The Recruitment and Employment Confederation’s (REC) latest Jobs Outlook survey of 600 employers shows that half expect a shortage of candidates for permanent jobs in the next three months.
Though experts suggest training up people with ‘potential’ and recruiting from different sectors, challenges remain.
Too often we expect individuals to meet all the competencies in a job specification, which tends to be a wish list, rather than a real reflection of skills required. According to the REC survey, 80% of employers have re-advertised a role and 24% lowered requirements after failing with an initial advertisement.
Does one person need to do everything set out in the job spec? The reality is that we need to reinvent the way we manage talent.
Among the five role preferences categorised by The GC Index® – Play Maker, Game Changer, Strategist, Polisher and Implementer – Game Changers and Play Makers were the most poorly represented among the 150 HR directors assessed (see diagram).
Our data supports the stereotype of HR professionals as predominantly task-focused tacticians getting things done.
But the business landscape is unrecognisable from 20 years ago – people don’t have the same career trajectory, move jobs more quickly, are working longer – so we need to adapt to reflect this. To do this we need to draw on the skills of Game Changers, able to transform our future, and Play Makers, building productive relationships.

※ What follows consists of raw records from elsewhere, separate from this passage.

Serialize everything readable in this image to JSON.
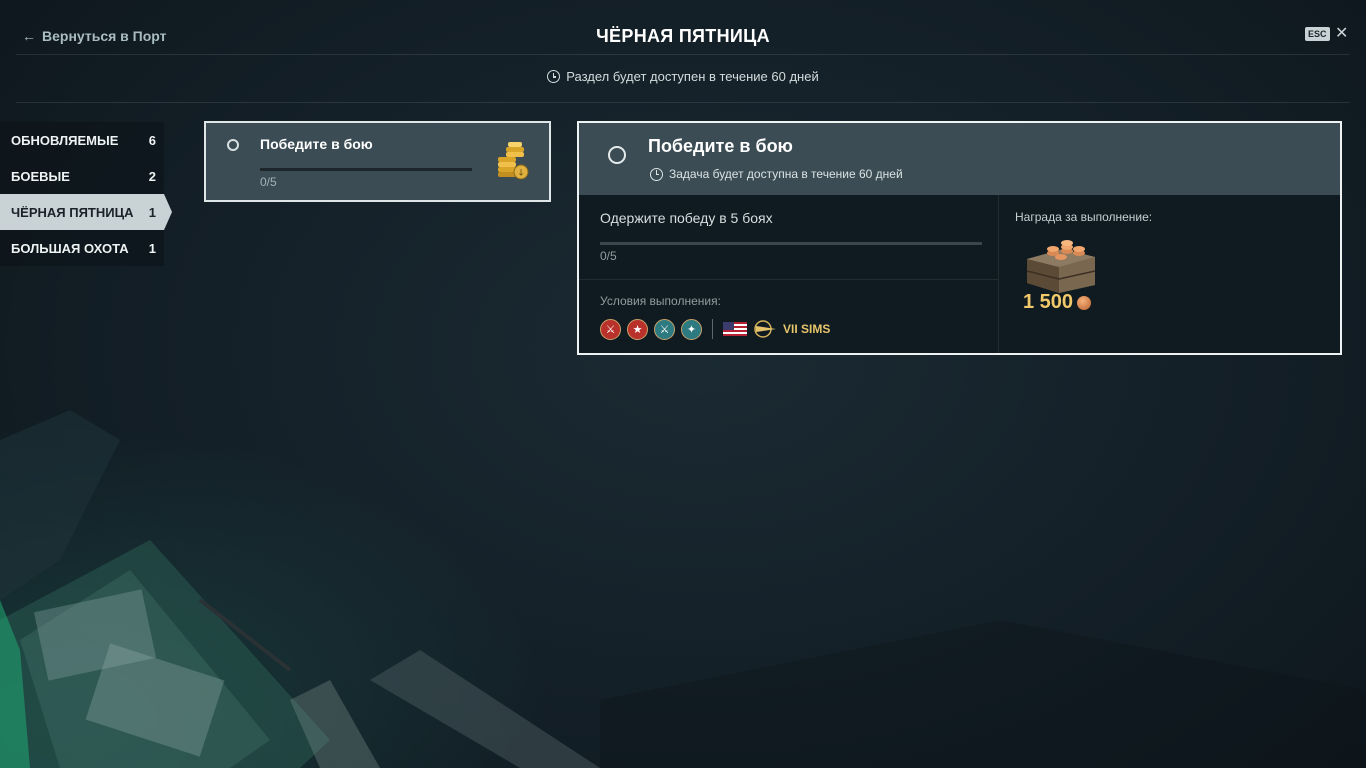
{
  "header": {
    "back_label": "Вернуться в Порт",
    "title": "ЧЁРНАЯ ПЯТНИЦА",
    "esc_label": "ESC",
    "availability": "Раздел будет доступен в течение 60 дней"
  },
  "sidebar": {
    "items": [
      {
        "label": "ОБНОВЛЯЕМЫЕ",
        "count": "6",
        "active": false
      },
      {
        "label": "БОЕВЫЕ",
        "count": "2",
        "active": false
      },
      {
        "label": "ЧЁРНАЯ ПЯТНИЦА",
        "count": "1",
        "active": true
      },
      {
        "label": "БОЛЬШАЯ ОХОТА",
        "count": "1",
        "active": false
      }
    ]
  },
  "task_card": {
    "title": "Победите в бою",
    "progress_text": "0/5",
    "progress": 0,
    "reward_icon": "coins-icon"
  },
  "detail": {
    "title": "Победите в бою",
    "availability": "Задача будет доступна в течение 60 дней",
    "objective": "Одержите победу в 5 боях",
    "progress_text": "0/5",
    "progress": 0,
    "conditions_label": "Условия выполнения:",
    "condition_icons": [
      "battle-type-icon-1",
      "battle-type-icon-2",
      "battle-type-icon-3",
      "battle-type-icon-4"
    ],
    "ship": {
      "nation": "usa-flag-icon",
      "type": "cruiser-class-icon",
      "name": "VII SIMS"
    },
    "reward_label": "Награда за выполнение:",
    "reward_amount": "1 500",
    "reward_icon": "crate-icon"
  },
  "colors": {
    "accent_gold": "#f2c96a",
    "panel_header": "#3b4c54",
    "active_tab": "#c9d3d5"
  }
}
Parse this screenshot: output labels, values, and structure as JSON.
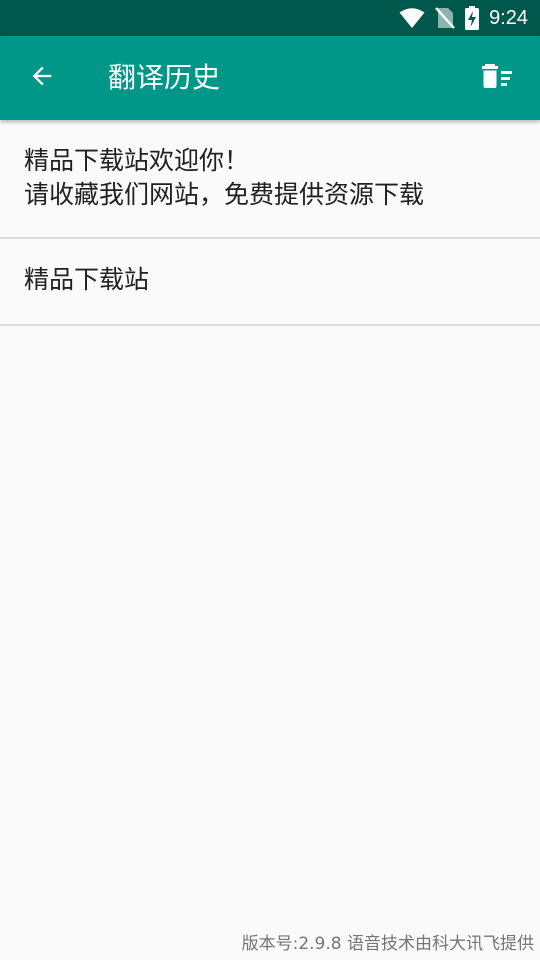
{
  "status_bar": {
    "time": "9:24",
    "icons": [
      "wifi-icon",
      "no-sim-icon",
      "battery-charging-icon"
    ]
  },
  "app_bar": {
    "title": "翻译历史",
    "back_icon": "arrow-back-icon",
    "action_icon": "delete-sweep-icon",
    "background": "#009688"
  },
  "history": {
    "items": [
      {
        "lines": [
          "精品下载站欢迎你！",
          "请收藏我们网站，免费提供资源下载"
        ]
      },
      {
        "lines": [
          "精品下载站"
        ]
      }
    ]
  },
  "footer": {
    "text": "版本号:2.9.8 语音技术由科大讯飞提供"
  },
  "colors": {
    "status_bar": "#00574b",
    "accent": "#009688",
    "background": "#fafafa",
    "divider": "#dddddd"
  }
}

Forward-thinking HR directors recognise an idea that has the potential to transform the future and connect people to make it happen. It’s these HRDs who are successful in driving transformation. To keep up, we need to focus on better work flow management of work flow, creating a lean system to accommodate people who want to work with us and help us manage a number of individuals essentially doing one role.